Measuring the Impact of Google’s Search Update
Google has done it again. Recently, Google conducted the “Panda Update.” If you pay attention to tech news, you may know this reshuffling of search rankings as the “Farmer Update.” This update is the largest that Google has conducted, reshuffling 12 percent of all search rankings. This reshuffling has already impacted several web pages, both positively and negatively. The impact of the panda update upon your site is highly determined by the quality of your content.
Some of the largest sites that were impacted were Mahalo and eZine Articles. These sites run solely on user submissions and the quality of content is considered to be low. While these are two examples they are certainly not the only sites with poor quality that were impacted they are among the largest.
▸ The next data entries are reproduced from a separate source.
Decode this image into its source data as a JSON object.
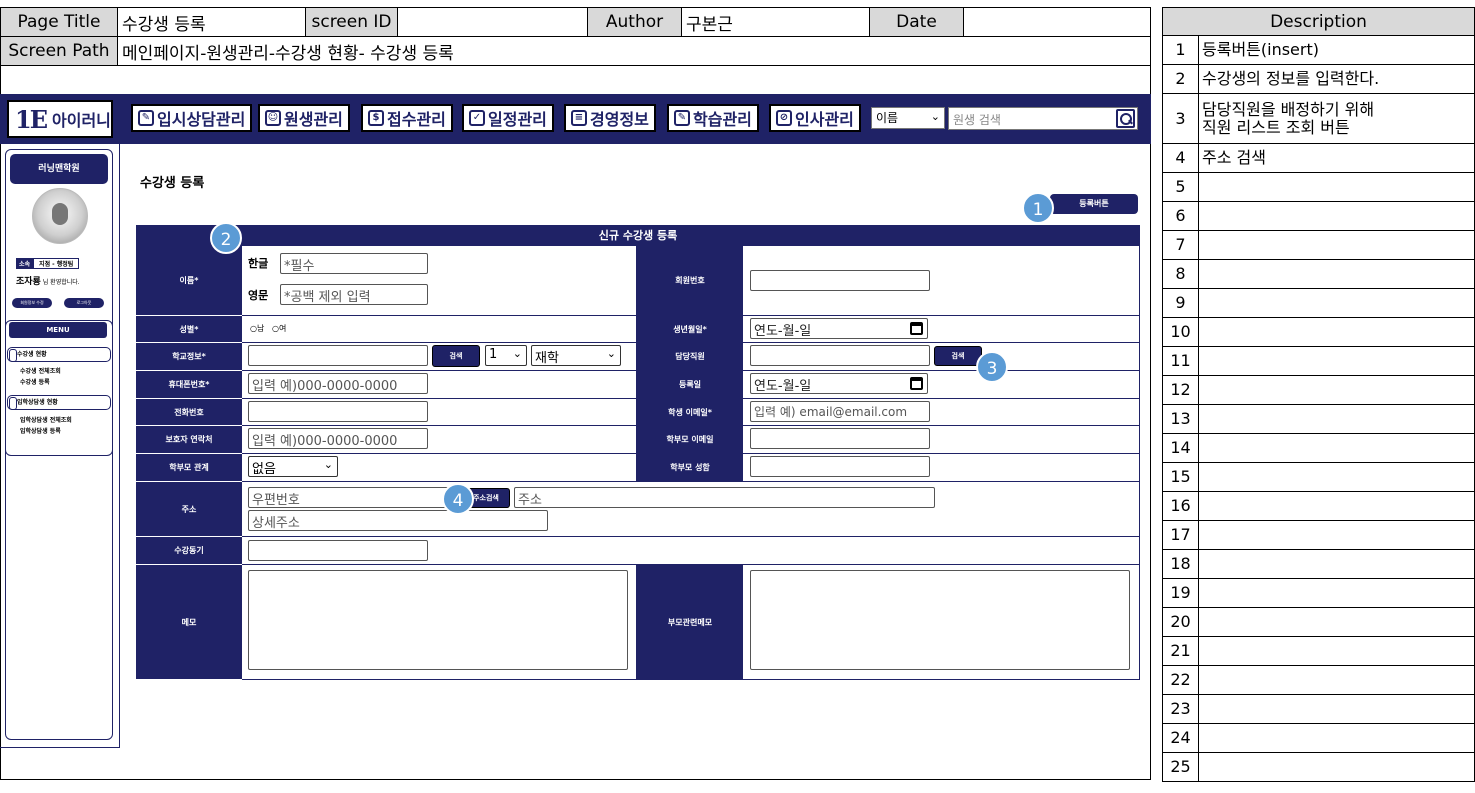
{
  "spec": {
    "page_title_label": "Page Title",
    "page_title_value": "수강생 등록",
    "screen_id_label": "screen ID",
    "screen_id_value": "",
    "author_label": "Author",
    "author_value": "구본근",
    "date_label": "Date",
    "date_value": "",
    "screen_path_label": "Screen Path",
    "screen_path_value": "메인페이지-원생관리-수강생 현황- 수강생 등록"
  },
  "description": {
    "header": "Description",
    "rows": [
      {
        "n": "1",
        "text": "등록버튼(insert)"
      },
      {
        "n": "2",
        "text": "수강생의 정보를 입력한다."
      },
      {
        "n": "3",
        "text": "담당직원을 배정하기 위해\n직원 리스트 조회 버튼"
      },
      {
        "n": "4",
        "text": "주소 검색"
      },
      {
        "n": "5",
        "text": ""
      },
      {
        "n": "6",
        "text": ""
      },
      {
        "n": "7",
        "text": ""
      },
      {
        "n": "8",
        "text": ""
      },
      {
        "n": "9",
        "text": ""
      },
      {
        "n": "10",
        "text": ""
      },
      {
        "n": "11",
        "text": ""
      },
      {
        "n": "12",
        "text": ""
      },
      {
        "n": "13",
        "text": ""
      },
      {
        "n": "14",
        "text": ""
      },
      {
        "n": "15",
        "text": ""
      },
      {
        "n": "16",
        "text": ""
      },
      {
        "n": "17",
        "text": ""
      },
      {
        "n": "18",
        "text": ""
      },
      {
        "n": "19",
        "text": ""
      },
      {
        "n": "20",
        "text": ""
      },
      {
        "n": "21",
        "text": ""
      },
      {
        "n": "22",
        "text": ""
      },
      {
        "n": "23",
        "text": ""
      },
      {
        "n": "24",
        "text": ""
      },
      {
        "n": "25",
        "text": ""
      }
    ]
  },
  "app": {
    "logo": {
      "mark": "1E",
      "text": "아이러니"
    },
    "nav": [
      {
        "label": "입시상담관리",
        "icon": "pencil-icon",
        "glyph": "✎"
      },
      {
        "label": "원생관리",
        "icon": "user-icon",
        "glyph": "☺"
      },
      {
        "label": "접수관리",
        "icon": "dollar-icon",
        "glyph": "$"
      },
      {
        "label": "일정관리",
        "icon": "calendar-check-icon",
        "glyph": "✓"
      },
      {
        "label": "경영정보",
        "icon": "document-icon",
        "glyph": "≡"
      },
      {
        "label": "학습관리",
        "icon": "edit-icon",
        "glyph": "✎"
      },
      {
        "label": "인사관리",
        "icon": "badge-icon",
        "glyph": "⊘"
      }
    ],
    "search_select": "이름",
    "search_placeholder": "원생 검색"
  },
  "sidebar": {
    "academy": "러닝맨학원",
    "role_tag": "소속",
    "role_value": "지점 - 행정팀",
    "user_name": "조자룡",
    "welcome_suffix": " 님 환영합니다.",
    "btn_edit": "회원정보 수정",
    "btn_logout": "로그아웃",
    "menu_title": "MENU",
    "groups": [
      {
        "label": "수강생 현황",
        "items": [
          "수강생 전체조회",
          "수강생 등록"
        ]
      },
      {
        "label": "입학상담생 현황",
        "items": [
          "입학상담생 전체조회",
          "입학상담생 등록"
        ]
      }
    ]
  },
  "main": {
    "heading": "수강생 등록",
    "register_button": "등록버튼",
    "form_title": "신규 수강생 등록",
    "labels": {
      "name": "이름*",
      "korean": "한글",
      "english": "영문",
      "member_no": "회원번호",
      "gender": "성별*",
      "birth": "생년월일*",
      "school": "학교정보*",
      "staff": "담당직원",
      "mobile": "휴대폰번호*",
      "reg_date": "등록일",
      "phone": "전화번호",
      "student_email": "학생 이메일*",
      "guardian_contact": "보호자 연락처",
      "parent_email": "학부모 이메일",
      "parent_relation": "학부모 관계",
      "parent_name": "학부모 성함",
      "address": "주소",
      "motive": "수강동기",
      "memo": "메모",
      "parent_memo": "부모관련메모"
    },
    "placeholders": {
      "korean": "*필수",
      "english": "*공백 제외 입력",
      "birth": "연도-월-일",
      "mobile": "입력 예)000-0000-0000",
      "reg_date": "연도-월-일",
      "student_email": "입력 예) email@email.com",
      "guardian_contact": "입력 예)000-0000-0000",
      "zipcode": "우편번호",
      "address": "주소",
      "address_detail": "상세주소"
    },
    "gender_options": [
      "○남",
      "○여"
    ],
    "grade_value": "1",
    "status_value": "재학",
    "relation_value": "없음",
    "search_label": "검색",
    "address_search_label": "주소검색"
  },
  "badges": [
    "1",
    "2",
    "3",
    "4"
  ],
  "colors": {
    "navy": "#1f2266",
    "badge": "#5b9bd5",
    "header_gray": "#d9d9d9"
  }
}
The update has not only helped to push low quality sites down in rankings but has also had an impact on sites with strong, well written content. Google has stated that no algorithm will be perfect. This means that they will not make any exceptions or considerations for any one site affected.
At CUnet, we have personally seen positive repercussions for most of our sites and the sites of our clients. One specific client has seen an increase in traffic as a result to the new update due the depth and the amount of content. Length of content also has an impact. Prior to the update, much emphasis was placed on having at least 250 words per content piece, but following the update the new standard is at least 400 words. There have also been changes in the keywords. Pre-update, we tracked some keywords that remained consistently at position 20, the bottom of the second page of search result. Following the update, these keywords began to appear on the first page of search results.
The key insight to take away from the “Panda” or “Farmer” update is that quality content is the most important component of a website. Your site needs to be targeted towards the user more frequently than in the past and less at the search engine. Large amounts of poor content will no longer get you the conversion rate desired.
This entry was posted on Wednesday, March 23rd, 2011 at 2:16 pm and is filed under Search Engine Optimization. You can follow any responses to this entry through the RSS 2.0 feed. You can leave a response, or trackback from your own site.